A string of skillfully executed rapes occurred in the early 1960s by an upperclassman living on fraternity row at Georgia Tech where the bond of Greek brotherhood remains every bit as unshakable today as it did in the sixties. Like Seccuro, I was a virgin. It was set up in advance (twice!) by a person I trusted. I was drugged. My life was derailed, but I would not tell (jeeze, it was the "sixties"). I could not even bring myself to confront the rapist. Nobody can imagine what I went through ... depression, repressed memories, flashbacks for 43 years. This monster belongs behind bars for the malevolent tactics he used to dehumanize me and other unsuspecting women. Instead, he golfs, plays gin and sips scotch.

As with any rapist, lies the incessant need to overpower, but "JD"'s single most compelling reason for the degradation of women:

"the constant and overwhelming struggle to convince himself that he liked girls, and to prove his masculinity to the brotherhood"

Aww, the good ol' days in Atlanta! Dodd Stadium, the Varsity Drive-In, Hank & Jerry's, Witts Inn, Aunt Fanny's Cabin. Such innocence. Date rape drugs didn't exist? Wrong! Anyone can contact me at georgia_tech_rape@yahoo.com.

Scott Brewer said...

Thanks for taking a moment to share your story. I know that there are many of you that have experienced horrific pain and abuse. I can only imagine the wounding you've experienced in body and soul. And in this moment I pray that God would touch you in a deep and healing way.

Let me restate the message of my post--I believe it is right to try and make amends for past wrongs and sins, even it if means you pay a heavy price for doing so. I pray that the perpetrators you referred to would take steps to accept their responsibility.

Though you were not treated so, you are a precious treasure.

Georgia Tech Rape Victim said...

Scott, you touched my heart with your very kind follow-up to my post. God bless, and thanks for providing an opportunity for me to express the pain.

Anonymous said...

I empathize with anyone who has been raped and commend Liz Schimpf Seccuro for her courage and her work. I am wondering though why we deal with the effects afterwards and why as a society we are not pro-active. Rape is a horrible tragedy, no doubt. My daughter lives in a sorority where they are taught to watch over another " drunk " sister. That is all good and well, but what about the teaching to warn about being in a frat of drunken, hormonal young men. It is as if the message is play with fire , just don't get burned. Why is Greek life not challenged on campuses? There could be so much good that comes out of Greek life. In the light of day, they portray the good. After dark and behind closed doors, there is a secret, hidden life that is kept secret. Thank you, Liz, for bringing into the light the truth about Greek life. You address the rape, but I believe a bigger issue needs to be brought forth.

Emily Thompson said...
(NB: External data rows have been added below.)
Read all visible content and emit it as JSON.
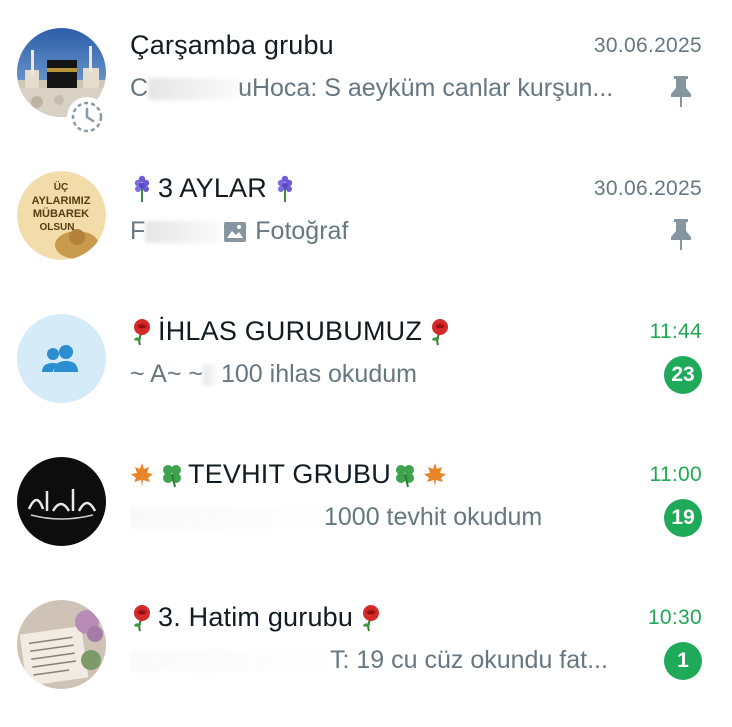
{
  "chats": [
    {
      "title": "Çarşamba grubu",
      "time": "30.06.2025",
      "preview_prefix": "C",
      "preview": "uHoca: S aeyküm canlar kurşun...",
      "pinned": true,
      "unread": null,
      "avatar": "kaaba-photo"
    },
    {
      "title": "3 AYLAR",
      "time": "30.06.2025",
      "preview_prefix": "F",
      "preview": "Fotoğraf",
      "pinned": true,
      "unread": null,
      "avatar": "uc-aylar-image",
      "avatar_text": [
        "ÜÇ",
        "AYLARIMIZ",
        "MÜBAREK",
        "OLSUN"
      ]
    },
    {
      "title": "İHLAS GURUBUMUZ",
      "time": "11:44",
      "preview_prefix": "~ A~ ~",
      "preview": "100 ihlas okudum",
      "pinned": false,
      "unread": "23",
      "avatar": "group-placeholder"
    },
    {
      "title": "TEVHIT GRUBU",
      "time": "11:00",
      "preview_prefix": "",
      "preview": "1000 tevhit okudum",
      "pinned": false,
      "unread": "19",
      "avatar": "calligraphy-photo"
    },
    {
      "title": "3. Hatim gurubu",
      "time": "10:30",
      "preview_prefix": "",
      "preview": "T: 19 cu cüz okundu fat...",
      "pinned": false,
      "unread": "1",
      "avatar": "quran-photo"
    }
  ],
  "colors": {
    "title": "#111b21",
    "secondary": "#667781",
    "accent_green": "#1faa59",
    "avatar_placeholder_bg": "#d5ecf8",
    "avatar_placeholder_icon": "#2a8ed1"
  }
}
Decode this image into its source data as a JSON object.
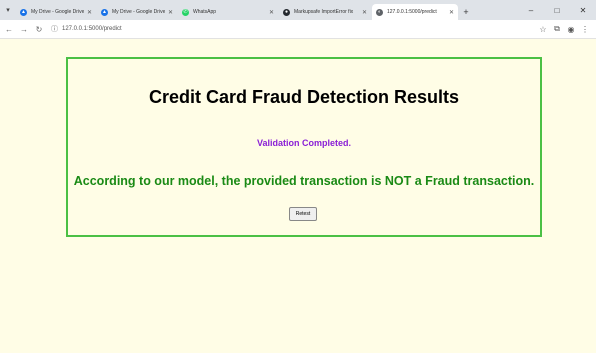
{
  "tabs": [
    {
      "title": "My Drive - Google Drive",
      "color": "#1a73e8",
      "active": false
    },
    {
      "title": "My Drive - Google Drive",
      "color": "#1a73e8",
      "active": false
    },
    {
      "title": "WhatsApp",
      "color": "#25d366",
      "active": false
    },
    {
      "title": "Markupsafe ImportError fix",
      "color": "#24292f",
      "active": false
    },
    {
      "title": "127.0.0.1:5000/predict",
      "color": "#5f6368",
      "active": true
    }
  ],
  "address": {
    "url": "127.0.0.1:5000/predict"
  },
  "page": {
    "title": "Credit Card Fraud Detection Results",
    "status": "Validation Completed.",
    "result": "According to our model, the provided transaction is NOT a Fraud transaction.",
    "retest_label": "Retest"
  },
  "colors": {
    "page_background": "#fffde6",
    "panel_border": "#4bc045",
    "status_text": "#8a1fd6",
    "result_text": "#1a8a15"
  },
  "icons": {
    "tab_search": "chevron-down-icon",
    "back": "back-arrow-icon",
    "forward": "forward-arrow-icon",
    "reload": "reload-icon",
    "site_info": "info-icon",
    "bookmark": "star-icon",
    "extensions": "puzzle-icon",
    "profile": "profile-icon",
    "menu": "kebab-menu-icon"
  }
}
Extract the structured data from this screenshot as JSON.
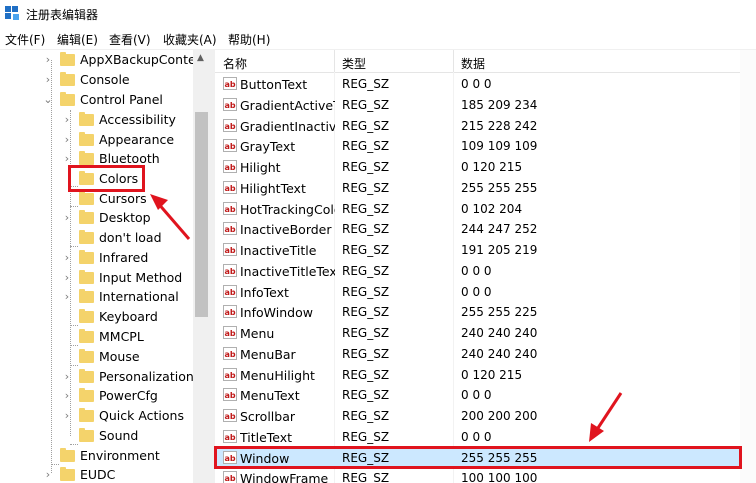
{
  "window": {
    "title": "注册表编辑器",
    "icon": "registry-editor-icon"
  },
  "menu": [
    {
      "label": "文件(F)"
    },
    {
      "label": "编辑(E)"
    },
    {
      "label": "查看(V)"
    },
    {
      "label": "收藏夹(A)"
    },
    {
      "label": "帮助(H)"
    }
  ],
  "tree": {
    "nodes": [
      {
        "label": "AppXBackupConter",
        "expander": "›"
      },
      {
        "label": "Console",
        "expander": "›"
      },
      {
        "label": "Control Panel",
        "expander": "⌄"
      },
      {
        "label": "Accessibility",
        "expander": "›"
      },
      {
        "label": "Appearance",
        "expander": "›"
      },
      {
        "label": "Bluetooth",
        "expander": "›"
      },
      {
        "label": "Colors",
        "expander": ""
      },
      {
        "label": "Cursors",
        "expander": ""
      },
      {
        "label": "Desktop",
        "expander": "›"
      },
      {
        "label": "don't load",
        "expander": ""
      },
      {
        "label": "Infrared",
        "expander": "›"
      },
      {
        "label": "Input Method",
        "expander": "›"
      },
      {
        "label": "International",
        "expander": "›"
      },
      {
        "label": "Keyboard",
        "expander": ""
      },
      {
        "label": "MMCPL",
        "expander": ""
      },
      {
        "label": "Mouse",
        "expander": ""
      },
      {
        "label": "Personalization",
        "expander": "›"
      },
      {
        "label": "PowerCfg",
        "expander": "›"
      },
      {
        "label": "Quick Actions",
        "expander": "›"
      },
      {
        "label": "Sound",
        "expander": ""
      },
      {
        "label": "Environment",
        "expander": ""
      },
      {
        "label": "EUDC",
        "expander": "›"
      }
    ]
  },
  "columns": {
    "name": "名称",
    "type": "类型",
    "data": "数据"
  },
  "values": [
    {
      "name": "ButtonText",
      "type": "REG_SZ",
      "data": "0 0 0"
    },
    {
      "name": "GradientActiveTitle",
      "type": "REG_SZ",
      "data": "185 209 234"
    },
    {
      "name": "GradientInactiveTitle",
      "type": "REG_SZ",
      "data": "215 228 242"
    },
    {
      "name": "GrayText",
      "type": "REG_SZ",
      "data": "109 109 109"
    },
    {
      "name": "Hilight",
      "type": "REG_SZ",
      "data": "0 120 215"
    },
    {
      "name": "HilightText",
      "type": "REG_SZ",
      "data": "255 255 255"
    },
    {
      "name": "HotTrackingColor",
      "type": "REG_SZ",
      "data": "0 102 204"
    },
    {
      "name": "InactiveBorder",
      "type": "REG_SZ",
      "data": "244 247 252"
    },
    {
      "name": "InactiveTitle",
      "type": "REG_SZ",
      "data": "191 205 219"
    },
    {
      "name": "InactiveTitleText",
      "type": "REG_SZ",
      "data": "0 0 0"
    },
    {
      "name": "InfoText",
      "type": "REG_SZ",
      "data": "0 0 0"
    },
    {
      "name": "InfoWindow",
      "type": "REG_SZ",
      "data": "255 255 225"
    },
    {
      "name": "Menu",
      "type": "REG_SZ",
      "data": "240 240 240"
    },
    {
      "name": "MenuBar",
      "type": "REG_SZ",
      "data": "240 240 240"
    },
    {
      "name": "MenuHilight",
      "type": "REG_SZ",
      "data": "0 120 215"
    },
    {
      "name": "MenuText",
      "type": "REG_SZ",
      "data": "0 0 0"
    },
    {
      "name": "Scrollbar",
      "type": "REG_SZ",
      "data": "200 200 200"
    },
    {
      "name": "TitleText",
      "type": "REG_SZ",
      "data": "0 0 0"
    },
    {
      "name": "Window",
      "type": "REG_SZ",
      "data": "255 255 255"
    },
    {
      "name": "WindowFrame",
      "type": "REG_SZ",
      "data": "100 100 100"
    }
  ],
  "value_icon": {
    "name": "string-value-icon",
    "glyph": "ab"
  },
  "colors": {
    "annotation": "#e0141e",
    "selection": "#cce8ff",
    "folder": "#f4d36b"
  }
}
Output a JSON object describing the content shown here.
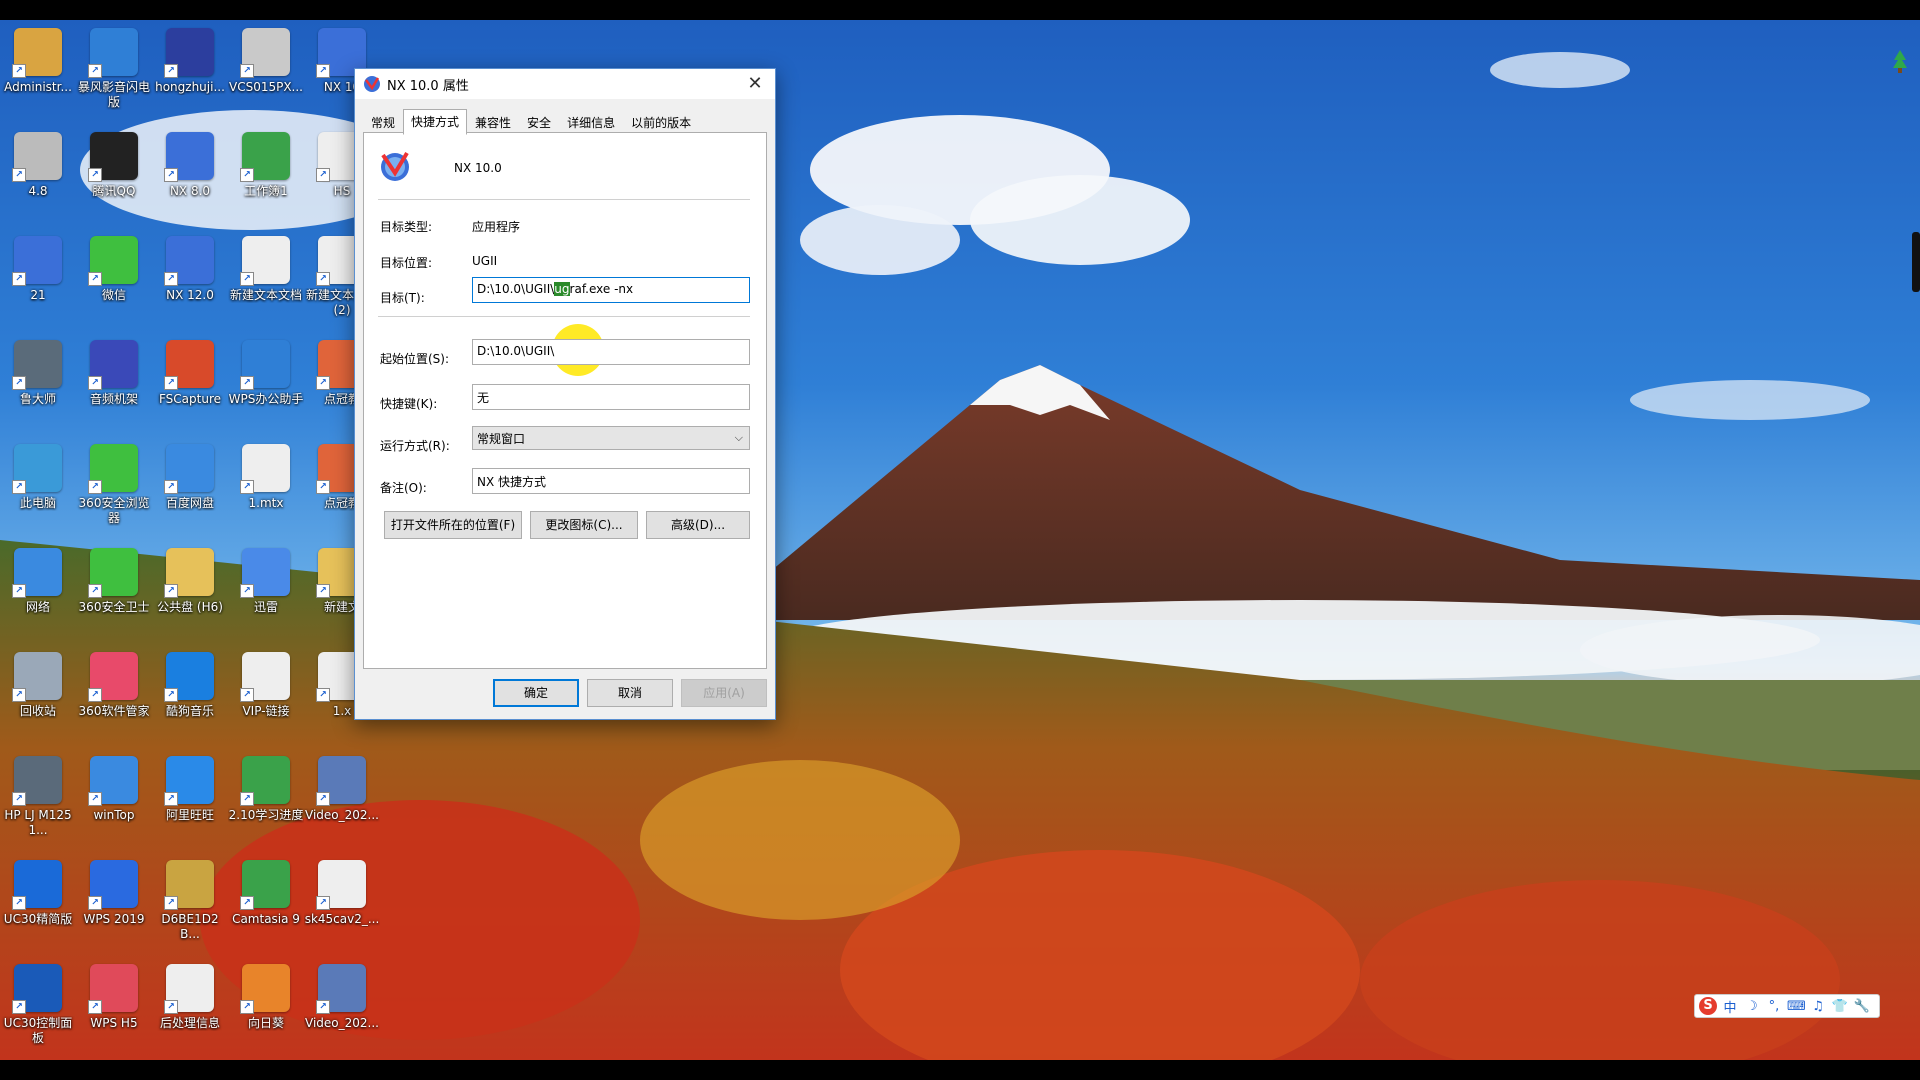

I agree that we ought to be dealing with rape from a proactive standpoint, from the question, "How can we treat the next victim better, so that she will be more likely to tell law enforcement and to have a rape kit made?"

I can tell you how.

We ought to be employing common-sense measures like:
1) Student health centers at universities ought to be legally obligated to have rape kits available in their health centers. If you can have a Pap smear done on campus, you ought to be able to do your rape kit there too. Many college students do not have cars; transportation and confidentiality can be issues. It's easy to shrug it off if someone sees you walking in or out of the student health center. If someone sees you at the hospital, people will talk.
2) A woman who reports a rape, whether an on-campus rape or an off-campus rape, ought to have a legal right to make her statement to a female police officer. I had to make my statement to a male police officer once, and he was all but abusive.

If we treated the women who report their rapes decently, more women would report. As more women reported, we would ferret the serial rapists, at least, I hope, out of society. We would have a safer world.

Thank you for writing this post.